• What is expected: Copy out each line of the data that holds the word "duke".

--- Records shown ---

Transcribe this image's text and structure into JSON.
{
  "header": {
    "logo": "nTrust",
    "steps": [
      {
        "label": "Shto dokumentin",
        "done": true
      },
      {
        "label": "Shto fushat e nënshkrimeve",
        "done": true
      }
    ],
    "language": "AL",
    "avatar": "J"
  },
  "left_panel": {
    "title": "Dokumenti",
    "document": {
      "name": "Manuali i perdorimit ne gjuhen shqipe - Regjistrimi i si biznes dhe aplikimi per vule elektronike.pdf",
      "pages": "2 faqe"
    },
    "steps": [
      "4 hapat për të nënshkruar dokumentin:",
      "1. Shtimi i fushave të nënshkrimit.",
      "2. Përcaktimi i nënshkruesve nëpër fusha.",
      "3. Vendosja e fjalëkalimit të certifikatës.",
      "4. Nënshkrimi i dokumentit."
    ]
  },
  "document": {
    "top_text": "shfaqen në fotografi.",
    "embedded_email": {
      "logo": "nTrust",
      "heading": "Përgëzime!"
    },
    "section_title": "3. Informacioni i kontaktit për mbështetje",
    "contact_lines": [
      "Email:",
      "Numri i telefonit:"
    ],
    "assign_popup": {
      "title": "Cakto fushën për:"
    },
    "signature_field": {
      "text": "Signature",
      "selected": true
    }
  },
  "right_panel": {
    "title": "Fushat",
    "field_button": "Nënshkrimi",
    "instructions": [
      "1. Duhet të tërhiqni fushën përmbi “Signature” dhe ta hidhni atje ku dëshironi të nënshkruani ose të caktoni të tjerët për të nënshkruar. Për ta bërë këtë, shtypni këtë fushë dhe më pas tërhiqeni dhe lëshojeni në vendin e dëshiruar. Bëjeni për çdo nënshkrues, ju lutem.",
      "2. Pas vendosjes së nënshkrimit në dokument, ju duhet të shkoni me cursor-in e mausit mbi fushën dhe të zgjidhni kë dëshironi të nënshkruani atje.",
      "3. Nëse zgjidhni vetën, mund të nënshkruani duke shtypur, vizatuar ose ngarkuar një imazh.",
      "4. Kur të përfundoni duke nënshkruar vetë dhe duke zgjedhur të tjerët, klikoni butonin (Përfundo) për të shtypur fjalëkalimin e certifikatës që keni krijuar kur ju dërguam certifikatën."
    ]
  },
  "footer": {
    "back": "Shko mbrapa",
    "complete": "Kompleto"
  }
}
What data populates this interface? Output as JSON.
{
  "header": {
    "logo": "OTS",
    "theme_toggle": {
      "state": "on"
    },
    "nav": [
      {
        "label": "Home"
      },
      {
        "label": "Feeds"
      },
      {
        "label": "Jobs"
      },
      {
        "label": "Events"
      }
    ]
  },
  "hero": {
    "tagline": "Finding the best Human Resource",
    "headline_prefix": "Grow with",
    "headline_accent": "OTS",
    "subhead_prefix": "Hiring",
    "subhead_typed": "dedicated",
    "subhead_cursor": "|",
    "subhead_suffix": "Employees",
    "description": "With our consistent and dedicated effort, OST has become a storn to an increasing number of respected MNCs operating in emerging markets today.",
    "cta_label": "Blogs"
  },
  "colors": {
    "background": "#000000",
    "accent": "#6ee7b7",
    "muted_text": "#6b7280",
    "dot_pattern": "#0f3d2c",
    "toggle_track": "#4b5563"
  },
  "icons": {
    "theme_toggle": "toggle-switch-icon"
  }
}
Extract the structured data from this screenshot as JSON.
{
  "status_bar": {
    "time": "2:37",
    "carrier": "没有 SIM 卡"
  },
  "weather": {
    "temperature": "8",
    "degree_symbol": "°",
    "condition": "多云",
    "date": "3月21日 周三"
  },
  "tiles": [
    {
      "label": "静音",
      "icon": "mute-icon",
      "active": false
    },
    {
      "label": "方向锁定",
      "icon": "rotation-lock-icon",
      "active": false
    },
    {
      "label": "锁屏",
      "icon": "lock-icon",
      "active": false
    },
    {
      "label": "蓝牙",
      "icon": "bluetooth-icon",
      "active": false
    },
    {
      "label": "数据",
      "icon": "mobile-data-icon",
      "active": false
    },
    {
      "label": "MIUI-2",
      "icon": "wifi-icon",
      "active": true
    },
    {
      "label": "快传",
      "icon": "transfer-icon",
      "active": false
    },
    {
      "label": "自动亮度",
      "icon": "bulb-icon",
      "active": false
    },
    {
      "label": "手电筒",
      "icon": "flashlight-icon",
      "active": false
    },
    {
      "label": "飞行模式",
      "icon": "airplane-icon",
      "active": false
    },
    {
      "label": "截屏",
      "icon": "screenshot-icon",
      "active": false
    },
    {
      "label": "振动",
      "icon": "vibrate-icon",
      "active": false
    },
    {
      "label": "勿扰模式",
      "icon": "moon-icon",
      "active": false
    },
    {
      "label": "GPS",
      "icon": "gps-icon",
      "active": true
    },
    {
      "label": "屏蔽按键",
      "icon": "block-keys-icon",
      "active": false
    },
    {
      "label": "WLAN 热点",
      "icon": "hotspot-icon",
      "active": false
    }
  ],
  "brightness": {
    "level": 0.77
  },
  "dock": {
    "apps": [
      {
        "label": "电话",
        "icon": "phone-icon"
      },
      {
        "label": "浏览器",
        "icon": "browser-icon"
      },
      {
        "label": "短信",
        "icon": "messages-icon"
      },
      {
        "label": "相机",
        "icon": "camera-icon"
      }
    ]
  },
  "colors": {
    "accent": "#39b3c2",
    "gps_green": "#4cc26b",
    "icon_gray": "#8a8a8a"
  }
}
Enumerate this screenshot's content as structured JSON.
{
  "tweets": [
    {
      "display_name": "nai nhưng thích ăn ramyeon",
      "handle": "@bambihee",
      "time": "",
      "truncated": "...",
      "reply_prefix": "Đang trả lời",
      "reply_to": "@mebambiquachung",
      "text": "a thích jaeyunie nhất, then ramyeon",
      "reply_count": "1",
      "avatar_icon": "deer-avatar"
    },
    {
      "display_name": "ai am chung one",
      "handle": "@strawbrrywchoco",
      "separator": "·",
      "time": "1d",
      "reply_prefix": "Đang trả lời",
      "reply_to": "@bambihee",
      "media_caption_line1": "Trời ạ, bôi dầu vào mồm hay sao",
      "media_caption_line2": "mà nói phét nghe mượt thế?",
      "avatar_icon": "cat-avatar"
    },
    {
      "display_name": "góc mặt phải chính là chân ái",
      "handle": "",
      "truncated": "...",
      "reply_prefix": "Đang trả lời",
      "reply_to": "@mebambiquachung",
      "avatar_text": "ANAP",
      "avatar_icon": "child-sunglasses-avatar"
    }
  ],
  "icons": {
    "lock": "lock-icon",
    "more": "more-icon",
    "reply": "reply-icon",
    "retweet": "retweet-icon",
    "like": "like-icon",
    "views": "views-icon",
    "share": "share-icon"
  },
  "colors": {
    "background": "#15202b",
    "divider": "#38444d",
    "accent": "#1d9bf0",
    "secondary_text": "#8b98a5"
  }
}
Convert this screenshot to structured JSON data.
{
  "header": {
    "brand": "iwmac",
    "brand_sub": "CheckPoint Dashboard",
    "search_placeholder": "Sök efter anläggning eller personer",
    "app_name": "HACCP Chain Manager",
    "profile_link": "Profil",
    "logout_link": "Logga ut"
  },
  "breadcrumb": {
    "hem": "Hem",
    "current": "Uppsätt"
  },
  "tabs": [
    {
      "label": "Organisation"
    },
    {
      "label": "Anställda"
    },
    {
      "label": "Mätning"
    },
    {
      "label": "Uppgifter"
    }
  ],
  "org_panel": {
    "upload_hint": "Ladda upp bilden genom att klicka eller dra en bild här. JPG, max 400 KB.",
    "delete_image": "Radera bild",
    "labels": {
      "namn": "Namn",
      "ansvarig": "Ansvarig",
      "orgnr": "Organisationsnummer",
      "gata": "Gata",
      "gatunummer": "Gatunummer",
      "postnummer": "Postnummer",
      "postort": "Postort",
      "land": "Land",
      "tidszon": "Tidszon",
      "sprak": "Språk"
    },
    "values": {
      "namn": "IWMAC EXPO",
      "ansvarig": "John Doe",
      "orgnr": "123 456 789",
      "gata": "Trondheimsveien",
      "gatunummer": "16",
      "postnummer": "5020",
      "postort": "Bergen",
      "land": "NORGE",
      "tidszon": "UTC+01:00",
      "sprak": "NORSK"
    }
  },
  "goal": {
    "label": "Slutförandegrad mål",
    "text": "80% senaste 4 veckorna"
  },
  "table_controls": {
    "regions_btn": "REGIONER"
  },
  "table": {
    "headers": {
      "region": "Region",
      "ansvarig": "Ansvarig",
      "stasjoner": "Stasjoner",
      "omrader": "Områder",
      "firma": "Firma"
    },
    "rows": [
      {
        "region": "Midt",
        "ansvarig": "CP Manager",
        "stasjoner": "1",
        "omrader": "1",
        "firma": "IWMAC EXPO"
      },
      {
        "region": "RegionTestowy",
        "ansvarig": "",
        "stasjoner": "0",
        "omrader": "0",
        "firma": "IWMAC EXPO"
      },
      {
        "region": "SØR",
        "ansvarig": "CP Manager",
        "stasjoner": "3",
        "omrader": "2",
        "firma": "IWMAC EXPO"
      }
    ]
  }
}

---

• Worked solution:
      "3. Nëse zgjidhni vetën, mund të nënshkruani duke shtypur, vizatuar ose ngarkuar një imazh.",
      "4. Kur të përfundoni duke nënshkruar vetë dhe duke zgjedhur të tjerët, klikoni butonin (Përfundo) për të shtypur fjalëkalimin e certifikatës që keni krijuar kur ju dërguam certifikatën."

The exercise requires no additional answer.